Saturday, September 26, 2009

Sensus Fidelium Discussion Continues

Thursday’s post, “
If the People Don’t Believe It, It’s Not True,” has generated much discussion – both in the comments section of that particular post, and on at least two other blogsites.

As you may recall, I shared on Thursday excerpts from a 2003 National Catholic Reporter article by Arthur Jones. In this article, Jones interviews Richard Sipe who shares his thoughts on Roman Catholicism’s underdeveloped sexual theology, the need for reform in this area of church teaching, and the power of the sensus fidelium (the “sense of the faithful”) which, Sipes contends, it at odds with the hierarchical church’s understanding of the meaning and purpose of sexuality. In discussing this last point, Sipe offers the quip: “If the people don’t believe it, it’s not true.”

As I said, Sipe’s views on both the church’s sexual theology and the sensus fidelium have generated an interesting exchange of ideas – both here at The Wild Reed and on the blogsites of my fellow gay Catholic bloggers William Lindsey and Terence Weldon.

I particularly recommend the following informed and articulate reflections on this important issue offered by William and Terence:

A Reader Responds: Standing Newman on His Head - William D. Lindsey (Bilgrimage, September 25, 2009).

Sexual Ethics and the Sensus Fidelium - Terence Weldon (Queering the Church, September 25, 2009).

And More Synchronicity: Newman Again – Misappropriating and Misrepresenting the Facts - William D. Lindsey (Bilgrimage, September 26, 2009).

Church and Laity: More on the Sensus Fidelium - Terence Weldon (Queering the Church, September 27, 2009).

For previous posts, comments, and links on the sensus fidelium, the magisterium, and “faithful dissent” see:
The Truth About the Spirit of Vatican II Finally Revealed!
Reading the Documents of Vatican II (Part 1)
Reading the Documents of Vatican II (Part 2)
Reading the Documents of Vatican II (Part 3)
Here Comes Everybody!
Robert McClory’s “Prophetic Work”
A Catholic Understanding of Faithful Dissent (Part 1)
A Catholic Understanding of Faithful Dissent (Part 2)
The Many Forms of Courage (Part III)
Responding to Excommunication
A Church That Can and Cannot Change
Will We See Change?
The Catholic Challenge
The Treasure and the Dross

Image: “Sensus Fidelium” by Annette Falk Lund.


Mareczku said...

I read those articles. Quite interesting. I think that the Church will at some point have to deal with new findings about the science of human sexuality. I think a lot of the trouble in the Church has been causes by a philosophy that basically saw almost all sexual activity as a mortal sin. This leads to a trivialization of sin. For example, if the Church considers things such as French kissing, self-gratification, use of condoms by men or birth control pills by women, relations between a same sex couple in a committed relationship, to all be mortal sins then when a priest rapes or molests a minor to some of the bishops and other priests this is just another mortal sin. When normal sexual activity is considered evil then it takes away from things that actually are evil.

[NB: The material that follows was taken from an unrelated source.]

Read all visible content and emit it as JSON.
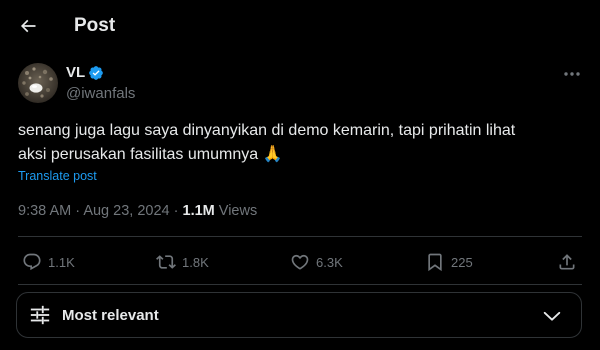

Mareczku said...

I will share something that happened to me. Our diocese has an Encourage ministry. This is a support ministry for the families of gay people. I talked to the priest that was in charge of this ministry. I was upset when I found out that the priest that taught me Religion in High School was a predator. I told the priest that it upset me that this priest took an 8th grader on a trip and made the kid have sex with him. The priest's comment to me was, "Well the kid was committing mortal sins too." I was stunned. I told the priest that I strongly disagreed and this annoyed him. He told me never to speak to him again.

Terence Weldon said...

Mareczku, you are absolutely right. This exactly parallels the experience in the secular field of apartheid South Africa. When it was a crime to to take a family to the wrong beach, to stand in the wrong Post Office queue, or to sit on the wrong railway bench because of you skin colour, all respect for the law was gradually eroded. It became routine for people to disregard first these minor regulations, then more substantive laws on residential separation and miscegenation.

The banned resistance movements began to operate increasingly openly, creating their own de facto public holidays, and developing what amounted to a parallel government structure in the black townships.

When eventually apartheid was formally dismantled, this was simply a realistic recognition of plain fact. But the legacy remains: there is still widespread disrespect and disregard for the law,as shown by continuing widespread levels of crime and corruption.

It is not only in the church that laws and regulations which are not respected do not deserve to be retained.